05 Dec 2012
I took the train home to Stockholm from Skövde yesterday. The train was to my very small surprise late, somehow Swedish trains have a hard time dealing with snow.
The more interesting thing was how Swedish train company SJ calculates when the late train will arrive at its destination. The train started in Gothenburg, and had continuously become more late as it approached Skövde. But according to SJ, from Skövde and on we would not only start going faster, we would actually be going faster than normal.
As I found this highly unlikely, I figured it would be fun to follow up and see if the algorithm ever picked up that trains actually were slow today?
Below is a graph of the first calculated time that SJ presented. We left Skövde 25 minutes late and according to SJ we would make up 15 minutes on the rest of the journey. This included make zero minutes stops at the stations on our way to Stockholm.

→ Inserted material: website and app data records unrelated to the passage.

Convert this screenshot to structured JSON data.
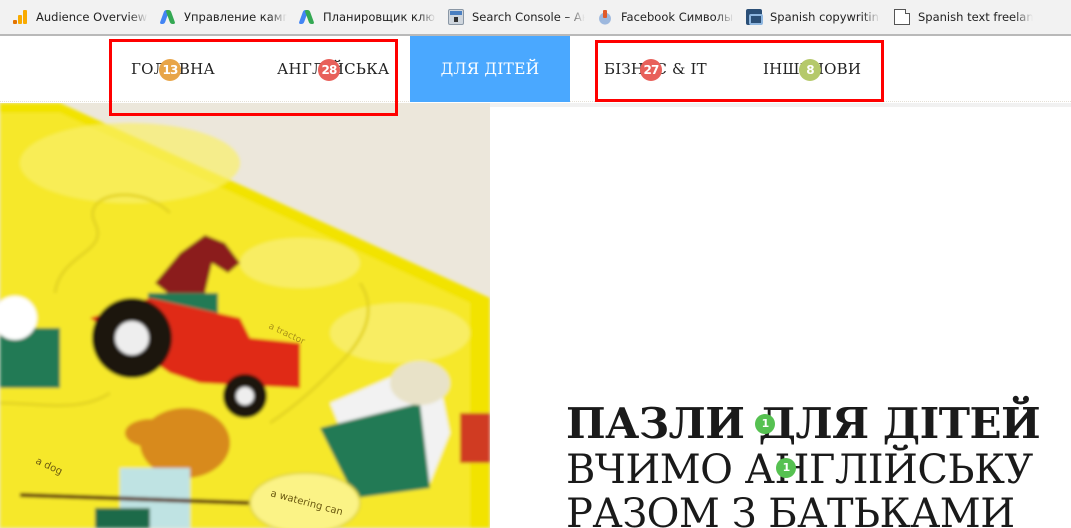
{
  "bookmarks": [
    {
      "icon": "analytics-icon",
      "label": "Audience Overview -"
    },
    {
      "icon": "google-ads-icon",
      "label": "Управление кампани"
    },
    {
      "icon": "google-ads-icon",
      "label": "Планировщик ключе"
    },
    {
      "icon": "search-console-icon",
      "label": "Search Console – Ана"
    },
    {
      "icon": "facebook-symbols-icon",
      "label": "Facebook Символы: с"
    },
    {
      "icon": "spanish-copywriting-icon",
      "label": "Spanish copywriting,"
    },
    {
      "icon": "document-icon",
      "label": "Spanish text freelance"
    }
  ],
  "nav": {
    "items": [
      {
        "label": "ГОЛОВНА",
        "badge": "13",
        "badge_color": "#e8a548"
      },
      {
        "label": "АНГЛІЙСЬКА",
        "badge": "28",
        "badge_color": "#e8605a"
      },
      {
        "label": "ДЛЯ ДІТЕЙ",
        "active": true
      },
      {
        "label": "БІЗНЕС & IT",
        "badge": "27",
        "badge_color": "#e8605a"
      },
      {
        "label": "ІНШІ НОВИ",
        "badge": "8",
        "badge_color": "#b5c96a"
      }
    ],
    "active_color": "#4aa8ff"
  },
  "hero": {
    "title": "ПАЗЛИ ДЛЯ ДІТЕЙ",
    "subtitle_line1": "ВЧИМО АНГЛІЙСЬКУ",
    "subtitle_line2": "РАЗОМ З БАТЬКАМИ",
    "title_badge": "1",
    "subtitle_badge": "1",
    "badge_color": "#56c151",
    "image_alt": "Children's farm puzzle with horse on red tractor, dog and watering can",
    "image_labels": [
      "a dog",
      "a watering can",
      "a tractor"
    ]
  },
  "annotations": {
    "highlight_color": "#ff0000"
  }
}
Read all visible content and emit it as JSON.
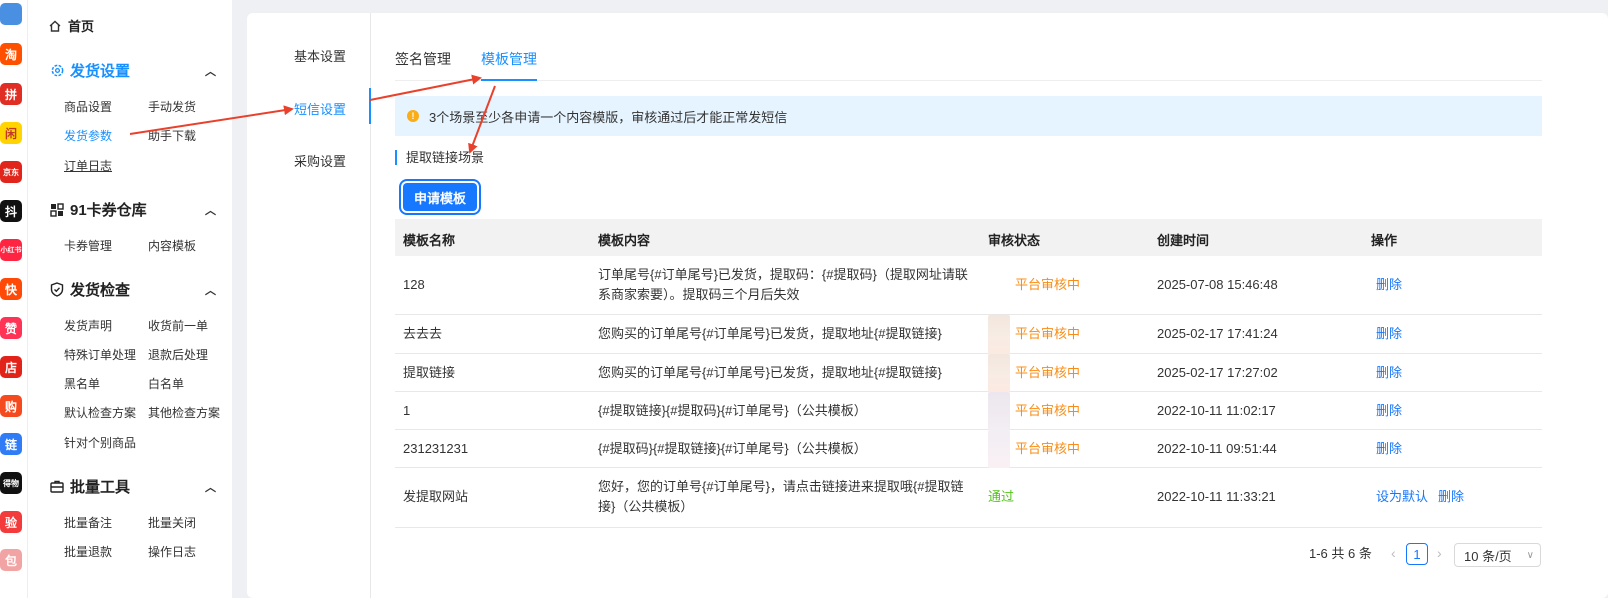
{
  "apps": [
    {
      "name": "grid-app-icon",
      "label": "",
      "color": "#4a90e2"
    },
    {
      "name": "taobao-icon",
      "label": "淘",
      "color": "#ff5000"
    },
    {
      "name": "pinduoduo-icon",
      "label": "拼",
      "color": "#e02e24"
    },
    {
      "name": "xianyu-icon",
      "label": "闲",
      "color": "#ffd400"
    },
    {
      "name": "jd-icon",
      "label": "京东",
      "color": "#e1251b"
    },
    {
      "name": "douyin-icon",
      "label": "抖",
      "color": "#111111"
    },
    {
      "name": "xiaohongshu-icon",
      "label": "小红书",
      "color": "#ff2442"
    },
    {
      "name": "kuaishou-icon",
      "label": "快",
      "color": "#ff4906"
    },
    {
      "name": "thumb-icon",
      "label": "赞",
      "color": "#fe3355"
    },
    {
      "name": "shop-icon",
      "label": "店",
      "color": "#e2231a"
    },
    {
      "name": "bag-icon",
      "label": "购",
      "color": "#f54a1e"
    },
    {
      "name": "link-icon",
      "label": "链",
      "color": "#2f7cf6"
    },
    {
      "name": "dewu-icon",
      "label": "得物",
      "color": "#111111"
    },
    {
      "name": "check-icon",
      "label": "验",
      "color": "#f33b3b"
    },
    {
      "name": "bag2-icon",
      "label": "包",
      "color": "#f2a3a3"
    }
  ],
  "sidebar": {
    "home": "首页",
    "sections": [
      {
        "title": "发货设置",
        "active": true,
        "items": [
          "商品设置",
          "手动发货",
          "发货参数",
          "助手下载",
          "订单日志"
        ]
      },
      {
        "title": "91卡券仓库",
        "items": [
          "卡券管理",
          "内容模板"
        ]
      },
      {
        "title": "发货检查",
        "items": [
          "发货声明",
          "收货前一单",
          "特殊订单处理",
          "退款后处理",
          "黑名单",
          "白名单",
          "默认检查方案",
          "其他检查方案",
          "针对个别商品"
        ]
      },
      {
        "title": "批量工具",
        "items": [
          "批量备注",
          "批量关闭",
          "批量退款",
          "操作日志"
        ]
      }
    ]
  },
  "left_menu": [
    "基本设置",
    "短信设置",
    "采购设置"
  ],
  "tabs": [
    "签名管理",
    "模板管理"
  ],
  "alert": "3个场景至少各申请一个内容模版，审核通过后才能正常发短信",
  "scene": "提取链接场景",
  "apply_button": "申请模板",
  "table": {
    "headers": [
      "模板名称",
      "模板内容",
      "审核状态",
      "创建时间",
      "操作"
    ],
    "rows": [
      {
        "name": "128",
        "content": "订单尾号{#订单尾号}已发货，提取码：{#提取码}（提取网址请联系商家索要）。提取码三个月后失效",
        "status": "平台审核中",
        "time": "2025-07-08 15:46:48",
        "actions": [
          "删除"
        ]
      },
      {
        "name": "去去去",
        "content": "您购买的订单尾号{#订单尾号}已发货，提取地址{#提取链接}",
        "status": "平台审核中",
        "time": "2025-02-17 17:41:24",
        "actions": [
          "删除"
        ]
      },
      {
        "name": "提取链接",
        "content": "您购买的订单尾号{#订单尾号}已发货，提取地址{#提取链接}",
        "status": "平台审核中",
        "time": "2025-02-17 17:27:02",
        "actions": [
          "删除"
        ]
      },
      {
        "name": "1",
        "content": "{#提取链接}{#提取码}{#订单尾号}（公共模板）",
        "status": "平台审核中",
        "time": "2022-10-11 11:02:17",
        "actions": [
          "删除"
        ]
      },
      {
        "name": "231231231",
        "content": "{#提取码}{#提取链接}{#订单尾号}（公共模板）",
        "status": "平台审核中",
        "time": "2022-10-11 09:51:44",
        "actions": [
          "删除"
        ]
      },
      {
        "name": "发提取网站",
        "content": "您好，您的订单号{#订单尾号}，请点击链接进来提取哦{#提取链接}（公共模板）",
        "status": "通过",
        "time": "2022-10-11 11:33:21",
        "actions": [
          "设为默认",
          "删除"
        ]
      }
    ]
  },
  "pagination": {
    "summary": "1-6 共 6 条",
    "current": "1",
    "page_size": "10 条/页"
  },
  "colors": {
    "accent": "#1677ff",
    "pending": "#fa8c16",
    "pass": "#52c41a",
    "arrow": "#e8412c"
  }
}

As the graph shows we actually continued losing time the rest of the journey. But just like a few project managers I’ve had, SJ’s algorithm insisted on a sometimes ridiculous make up of lost time.

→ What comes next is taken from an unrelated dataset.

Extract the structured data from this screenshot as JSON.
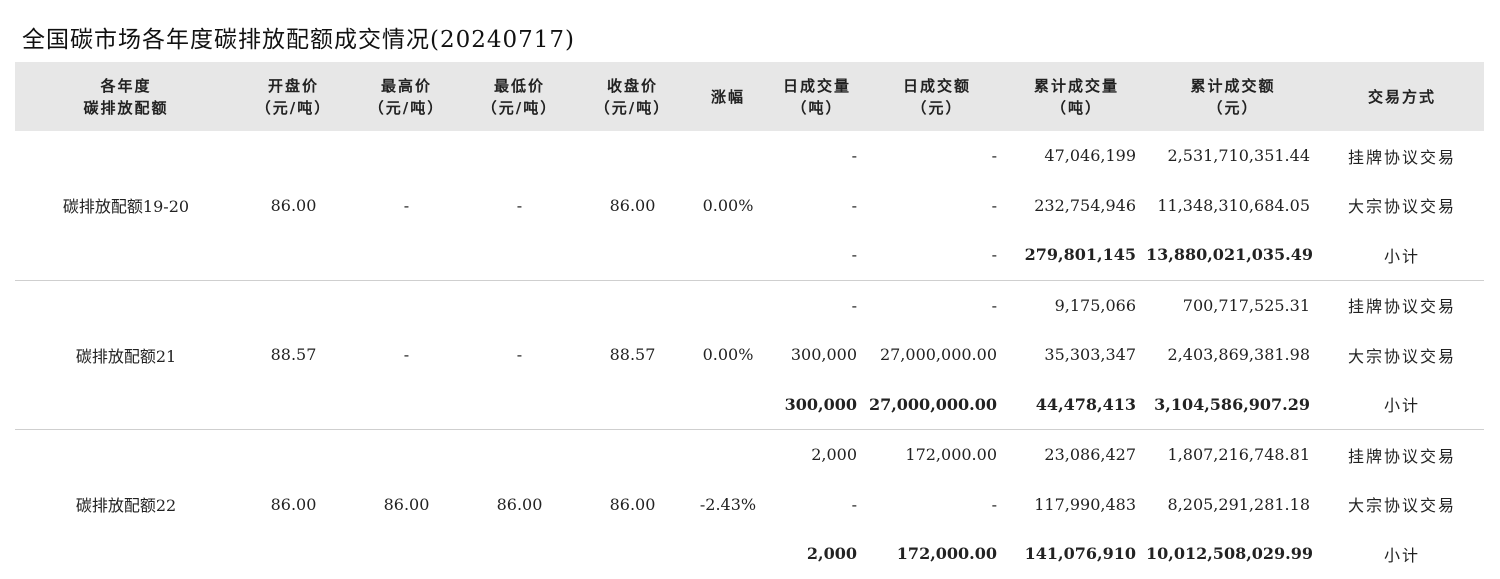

This is the graph showing the next to last updated timetable. It shows that we should make the last leg in four minutes rather than the 14 minutes it normally takes.
Funnily enough, SJ marked the train as “Arrived” when we still were a minute away from the station.
I found this very analogous to the behavior I’ve seen in a few projects, where time estimates are made to please the recipient rather than to provide actual information. As if I would feel better that SJ “tried” to go faster but couldn’t.
All I know now is that what they call their “calculated” time is actually “in a Unicorn world” guess.
25 Nov 2012
I got a new laptop at work the other day. It is a Lenovo X230 which replaces the best laptop I ever had, the Lenovo X200. I carried the X200 around wherever I went for three years, and in that time I had to replace the battery once. Which is really simple: you buy a new one, take the old one out (no screws) and put the new one in. Oh, I replaced the old hard disk with an SDD one too. That involved taking one (1) screw out, pull the old one out and push the new one in.
Lenovo might not make the prettiest laptops, but they have a feeling of being an engineers laptop that in my opinion no other brand is even close to matching.
So, what’s the difference? The new one has a camera so I will finally be able to join Google Hangouts. Not that anyone ever invited me to one, but I am ready if it should happen.
The screen is wider, and with a lower resolution than the old one. The old one was 1440x900, this one is 1366x768. The thing is, I actually think I prefer this one. The X200’s resolution was so high I couldn’t use my favorite font Profont, it was just too small. But on this screen it feels just right. I also get the feeling that the colors are more vivid, but that could just be that the old one was … old.
However, the biggest change is the keyboard, which I was very suspicious of to start with. You see, Lenovo used to be only vendor that could produce a real fricking keyboard, and when they replaced that with something chickletty, I was in the FFFFUUUUUU camp.
After spending a week with the new keyboard I have to say I was overly suspicious. The keyboard has a really good tactile feeling, and it produces a clear clicking sound which I find important. (My external keyboard is a Filco with blue Cherry switches to by colleagues delight)
I also love that they made the keyboard backlit, but still kept the little lamp on the top of the screen.
After a week, it feels like this one will make my old one the next best laptop I ever had.
We tried deleting the whole VM directory to no avail, the disk still was never mounted. It was only after trying to mount it manually in the VirtualBox GUI that we saw that VirtualBox keeps a sort of registry of disks.
To solve the problem – open the Virtual Media Manager, remove the old disk and restart the veewee install process.
08 Mar 2012
I will give my talk on “Design for Replaceability – Architecture For An Agile Lifestyle” at DevLin2012 Thursday next week. I was quite happy how the talk was received at JFokus, and will incorporate some of the great feedback I got. This time I will only have 25 minutes though, so I will either speak very fast or cut out some slides.
I had a great time at DevLin last year and l reallly look forward to this years conference.
21 Jan 2012
Following along the Deploying Rails book, I stumbled immediately when
vagrant up hung showing;
Waiting for VM to boot. This can take a few minutes.
even though the server in fact had booted ok.
I found a solution in the mailing list from a Stefano Pallica:
Boot in GUI mode:
config.vm.boot_mode = :gui
Login to the server when booted.
Edit /etc/rc.local and add the following before
Worked for me.